DIRECTIONS: A line belongs in the answer if it contains "label"; copy every such line from the entries below.

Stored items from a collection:
*** Block opens ***
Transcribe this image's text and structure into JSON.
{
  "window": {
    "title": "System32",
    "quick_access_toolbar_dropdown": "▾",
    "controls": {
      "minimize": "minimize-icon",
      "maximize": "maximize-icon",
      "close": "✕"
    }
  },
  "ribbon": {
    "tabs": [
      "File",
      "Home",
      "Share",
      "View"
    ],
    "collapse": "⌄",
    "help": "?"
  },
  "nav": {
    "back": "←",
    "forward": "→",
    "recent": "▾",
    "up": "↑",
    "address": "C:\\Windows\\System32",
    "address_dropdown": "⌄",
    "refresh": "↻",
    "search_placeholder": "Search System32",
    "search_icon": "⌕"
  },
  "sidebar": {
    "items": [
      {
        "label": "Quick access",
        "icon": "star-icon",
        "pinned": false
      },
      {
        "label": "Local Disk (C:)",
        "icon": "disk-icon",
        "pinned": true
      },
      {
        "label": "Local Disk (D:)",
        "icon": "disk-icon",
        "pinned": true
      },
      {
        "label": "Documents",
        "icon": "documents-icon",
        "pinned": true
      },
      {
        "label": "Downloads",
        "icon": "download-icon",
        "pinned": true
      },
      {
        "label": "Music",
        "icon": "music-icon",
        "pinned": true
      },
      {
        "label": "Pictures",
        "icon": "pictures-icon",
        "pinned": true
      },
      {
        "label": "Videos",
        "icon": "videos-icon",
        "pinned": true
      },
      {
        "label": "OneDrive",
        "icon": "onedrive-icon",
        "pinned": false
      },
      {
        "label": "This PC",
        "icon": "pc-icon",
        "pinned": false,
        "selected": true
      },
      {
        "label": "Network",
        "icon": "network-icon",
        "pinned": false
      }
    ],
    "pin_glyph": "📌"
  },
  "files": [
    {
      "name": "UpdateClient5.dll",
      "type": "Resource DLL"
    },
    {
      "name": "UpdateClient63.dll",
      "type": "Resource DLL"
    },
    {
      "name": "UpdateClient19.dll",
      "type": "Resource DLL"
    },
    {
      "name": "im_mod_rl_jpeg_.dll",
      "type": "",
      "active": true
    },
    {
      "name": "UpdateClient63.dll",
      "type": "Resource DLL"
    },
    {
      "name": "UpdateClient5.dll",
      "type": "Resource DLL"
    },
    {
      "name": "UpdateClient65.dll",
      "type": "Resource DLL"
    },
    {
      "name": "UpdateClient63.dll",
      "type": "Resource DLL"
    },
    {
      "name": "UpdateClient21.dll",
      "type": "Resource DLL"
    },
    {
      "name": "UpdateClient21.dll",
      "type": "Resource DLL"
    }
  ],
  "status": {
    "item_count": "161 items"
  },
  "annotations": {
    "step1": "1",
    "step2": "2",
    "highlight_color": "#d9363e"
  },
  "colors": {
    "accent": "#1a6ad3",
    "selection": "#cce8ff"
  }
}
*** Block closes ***
TASK RESPONSE:
        "label": "Quick access",
        "label": "Local Disk (C:)",
        "label": "Local Disk (D:)",
        "label": "Documents",
        "label": "Downloads",
        "label": "Music",
        "label": "Pictures",
        "label": "Videos",
        "label": "OneDrive",
        "label": "This PC",
        "label": "Network",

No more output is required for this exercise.